I recently returned from living in London so I am re-discovering Perth and its hidden nooks and crannies.
Published February 6th 2015
Ghosts of railways past
The Perth metro and regional area is blessed with many national parks and wilderness areas which you can escape to on the weekend. If you haven't been for a while or at all, it really is worth the drive to WA's first national park in the Shire of Mundaring about a 30 minute drive east of Perth.
My dad, brother and I having parked the car at the Pechey Road end of the park set off along the John Forrest Heritage Trail. This trail is part of the longer Railway Reserve Heritage Trail which follows 59 kilometres of the old Eastern Railway that linked Fremantle to York in the late 1880s. If you're so inclined and have the appropriate bike you can also cycle the trail.
John Forrest Heritage Trail, John Forrest National Park
As we followed the red dirt road, we were surrounded by breathtaking views and I found myself wondering what it would be like to live on the edge of the park and have this as my backyard.
As we made our way along the track, we came to a deserted rail tunnel on the right called the Swan View Tunnel built in 1894 as part of the Eastern Railway. The tunnel unfortunately due to its narrowness caused the deaths of some train crew due to asphyxiation from smoke accumulation.

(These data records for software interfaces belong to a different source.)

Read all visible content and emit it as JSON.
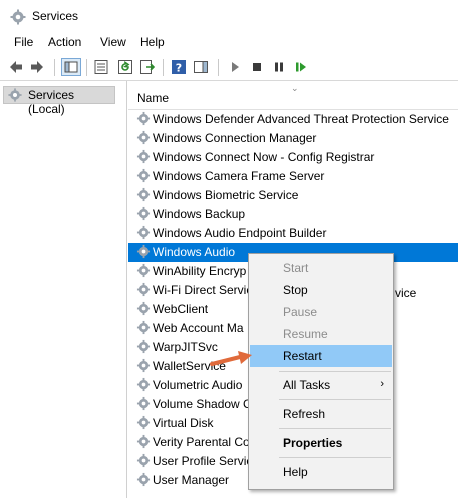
{
  "window": {
    "title": "Services"
  },
  "menu": [
    "File",
    "Action",
    "View",
    "Help"
  ],
  "tree": {
    "selected_label": "Services (Local)"
  },
  "list": {
    "column_header": "Name",
    "rows": [
      "Windows Defender Advanced Threat Protection Service",
      "Windows Connection Manager",
      "Windows Connect Now - Config Registrar",
      "Windows Camera Frame Server",
      "Windows Biometric Service",
      "Windows Backup",
      "Windows Audio Endpoint Builder",
      "Windows Audio",
      "WinAbility Encryp",
      "Wi-Fi Direct Servic",
      "WebClient",
      "Web Account Ma",
      "WarpJITSvc",
      "WalletService",
      "Volumetric Audio",
      "Volume Shadow C",
      "Virtual Disk",
      "Verity Parental Co",
      "User Profile Servic",
      "User Manager"
    ],
    "partial_suffix": "vice",
    "selected_index": 7
  },
  "context_menu": {
    "start": "Start",
    "stop": "Stop",
    "pause": "Pause",
    "resume": "Resume",
    "restart": "Restart",
    "all_tasks": "All Tasks",
    "all_tasks_arrow": "›",
    "refresh": "Refresh",
    "properties": "Properties",
    "help": "Help"
  },
  "colors": {
    "selection": "#0078d7",
    "menu_highlight": "#91c9f7",
    "arrow": "#e06a3b"
  }
}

There is an eerie feeling when you walk through it as it is pitch black, so I'd definitely advise a torch or your phone to light the way.
On the way there were plenty of opportunities to stop and admire the view across the hills and even see all the way to Ellenbrook. We stopped at the footbridge over Jane Brook at Hovea Falls while we had a snack and water break.
Footbridge over Jane Brook and Hovea Falls, John Forrest Heritage Trail
At the end of this part of the trail we came upon the John Forrest Tavern and picnic area. As we entered a friendly staff member offered to top up our water bottles and we sat down outside where the mob of local kangaroos hung out. What with the ducks hanging around the drinks fridge and a mob of curious kangaroos inching closer to our table, we weren't short of company.
Curious Kangaroos at the John Forrest Tavern, John Forrest National Park
It took about 1.5 hours with stops to walk to the tavern but to be honest I didn't keep track of the time as I found myself stopping to take in a view or go through the tunnel or stop at the falls. So as a day trip it is a great way to explore an historical and picturesque part of the John Forrest National Park. You may even come across some friendly critters to keep you company along the way.